  • Semi-Annual Reporting: The NFB’s nonvisual access technology specialists will provide semi-annual accessibility and usability reports, based in part on BUILD team feedback. The reports will provide timely feedback on existing usability barriers and offer a foundation for future design efforts.
  • Semi-Annual Discussions on Best Practices and Troubleshooting: The NFB’s nonvisual access technology specialists will engage in semi-annual teleconferences to share new techniques and best practices in an effort to resolve most accessibility issues. Should additional consultation be needed for complex accessibility problems, the NFB will provide expanded support on a fee-for-service basis.
  • SNAP Icon: Our partners are invited to place the NFB’s SNAP icon on their websites. This icon serves as a symbol to users that the organization is committed to an enculturation of accessibility. Moreover, when users select the icon, they are able to access a form by which they can report any perceived accessibility issues directly to our nonvisual access technology specialists for evaluation.
  • Promotional Opportunities: The NFB will highlight our partners on our website.

NFB SNAP Partners

  • Target: In recent years, Target’s web team made a decision to build and maintain a design system which includes a library of reusable UI components. One of the aims of having this UI component library was to create a more efficient process that would result in consistent code across development teams, and across areas and sub-pages of the website. More specifically, the UI component library creates a shared language and a shared understanding that helps maintain consistent branding and a consistent user experience (UX). Read the full Target case study, "Target’s Design System Incorporates Accessibility as Standard."
  • D2L: As a global leader in education technology with a mission to transform the way the world learns, D2L delivers an inclusive learning platform to enable every learner gain equitable access to education. At D2L, accessibility is not an afterthought but the result of a purposeful inclusive design practice. D2L’s product process is embedded with accessibility criteria from the most recent global accessibility standards. To top it, researchers, designers, developers, and testers gather inputs during the product development process from individuals with diverse accessibility needs, both in-house and through partnership with the National Federation of the Blind.

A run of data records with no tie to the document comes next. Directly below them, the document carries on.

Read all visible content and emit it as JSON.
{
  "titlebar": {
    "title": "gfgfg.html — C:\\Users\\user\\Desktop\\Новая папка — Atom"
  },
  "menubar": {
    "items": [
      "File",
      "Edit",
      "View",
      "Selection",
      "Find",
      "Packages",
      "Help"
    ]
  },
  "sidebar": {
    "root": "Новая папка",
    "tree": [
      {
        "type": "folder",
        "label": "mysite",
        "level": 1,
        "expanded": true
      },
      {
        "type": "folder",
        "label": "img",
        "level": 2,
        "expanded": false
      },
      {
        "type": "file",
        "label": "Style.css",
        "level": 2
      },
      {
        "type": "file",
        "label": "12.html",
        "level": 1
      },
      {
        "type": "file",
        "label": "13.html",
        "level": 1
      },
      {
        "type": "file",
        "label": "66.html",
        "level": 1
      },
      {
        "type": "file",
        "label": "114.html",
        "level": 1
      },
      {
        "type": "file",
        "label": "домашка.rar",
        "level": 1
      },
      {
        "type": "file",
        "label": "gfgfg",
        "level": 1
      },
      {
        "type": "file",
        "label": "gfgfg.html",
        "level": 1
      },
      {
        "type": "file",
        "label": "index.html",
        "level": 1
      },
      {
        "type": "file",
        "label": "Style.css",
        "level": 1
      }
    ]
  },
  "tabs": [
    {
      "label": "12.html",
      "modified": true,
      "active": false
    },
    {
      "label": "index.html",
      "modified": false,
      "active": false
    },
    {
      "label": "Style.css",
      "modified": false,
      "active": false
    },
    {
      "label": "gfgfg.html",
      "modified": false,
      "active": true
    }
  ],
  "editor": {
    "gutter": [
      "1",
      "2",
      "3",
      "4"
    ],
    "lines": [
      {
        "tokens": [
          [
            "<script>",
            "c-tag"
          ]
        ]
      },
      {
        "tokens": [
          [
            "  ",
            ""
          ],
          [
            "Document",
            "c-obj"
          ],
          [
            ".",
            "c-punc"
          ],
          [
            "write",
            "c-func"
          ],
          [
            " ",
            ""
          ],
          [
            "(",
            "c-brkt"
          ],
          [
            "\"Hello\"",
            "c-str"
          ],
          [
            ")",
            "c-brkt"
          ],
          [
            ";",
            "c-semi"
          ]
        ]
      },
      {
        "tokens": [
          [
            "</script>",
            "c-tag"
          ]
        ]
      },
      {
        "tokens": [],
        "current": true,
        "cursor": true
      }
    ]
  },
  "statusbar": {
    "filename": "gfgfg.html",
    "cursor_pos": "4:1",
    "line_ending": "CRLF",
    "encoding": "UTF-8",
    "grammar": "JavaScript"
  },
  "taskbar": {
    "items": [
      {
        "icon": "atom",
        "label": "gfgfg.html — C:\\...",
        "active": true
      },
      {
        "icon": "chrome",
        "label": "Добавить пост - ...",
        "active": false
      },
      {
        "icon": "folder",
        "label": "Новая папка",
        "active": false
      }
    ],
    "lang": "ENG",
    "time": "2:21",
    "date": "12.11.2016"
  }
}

More Information

For more information about the NFB's SNAP program, please contact us at [email protected].